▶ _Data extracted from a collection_
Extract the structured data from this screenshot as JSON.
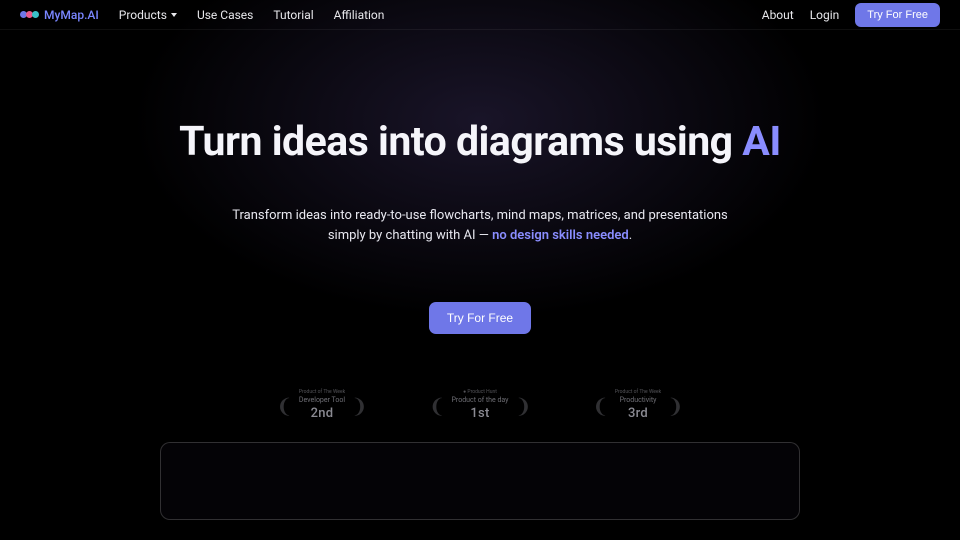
{
  "brand": {
    "name": "MyMap.AI"
  },
  "nav": {
    "left": [
      {
        "label": "Products",
        "has_dropdown": true
      },
      {
        "label": "Use Cases"
      },
      {
        "label": "Tutorial"
      },
      {
        "label": "Affiliation"
      }
    ],
    "right": [
      {
        "label": "About"
      },
      {
        "label": "Login"
      }
    ],
    "cta": "Try For Free"
  },
  "hero": {
    "title_plain": "Turn ideas into diagrams using ",
    "title_accent": "AI",
    "sub_line1": "Transform ideas into ready-to-use flowcharts, mind maps, matrices, and presentations",
    "sub_line2a": "simply by chatting with AI — ",
    "sub_highlight": "no design skills needed",
    "sub_line2b": ".",
    "cta": "Try For Free"
  },
  "awards": [
    {
      "top": "Product of The Week",
      "mid": "Developer Tool",
      "rank": "2nd"
    },
    {
      "top": "● Product Hunt",
      "mid": "Product of the day",
      "rank": "1st"
    },
    {
      "top": "Product of The Week",
      "mid": "Productivity",
      "rank": "3rd"
    }
  ],
  "colors": {
    "accent": "#6f77e8",
    "accent_text": "#8a8dff"
  },
  "logo_dots": [
    "#6f77e8",
    "#e85a8a",
    "#3ac0c8"
  ]
}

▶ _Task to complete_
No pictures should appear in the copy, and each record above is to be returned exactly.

▶ _Task answer_
Extract the structured data from this screenshot as JSON.
{
  "brand": {
    "name": "MyMap.AI"
  },
  "nav": {
    "left": [
      {
        "label": "Products",
        "has_dropdown": true
      },
      {
        "label": "Use Cases"
      },
      {
        "label": "Tutorial"
      },
      {
        "label": "Affiliation"
      }
    ],
    "right": [
      {
        "label": "About"
      },
      {
        "label": "Login"
      }
    ],
    "cta": "Try For Free"
  },
  "hero": {
    "title_plain": "Turn ideas into diagrams using ",
    "title_accent": "AI",
    "sub_line1": "Transform ideas into ready-to-use flowcharts, mind maps, matrices, and presentations",
    "sub_line2a": "simply by chatting with AI — ",
    "sub_highlight": "no design skills needed",
    "sub_line2b": ".",
    "cta": "Try For Free"
  },
  "awards": [
    {
      "top": "Product of The Week",
      "mid": "Developer Tool",
      "rank": "2nd"
    },
    {
      "top": "● Product Hunt",
      "mid": "Product of the day",
      "rank": "1st"
    },
    {
      "top": "Product of The Week",
      "mid": "Productivity",
      "rank": "3rd"
    }
  ],
  "colors": {
    "accent": "#6f77e8",
    "accent_text": "#8a8dff"
  },
  "logo_dots": [
    "#6f77e8",
    "#e85a8a",
    "#3ac0c8"
  ]
}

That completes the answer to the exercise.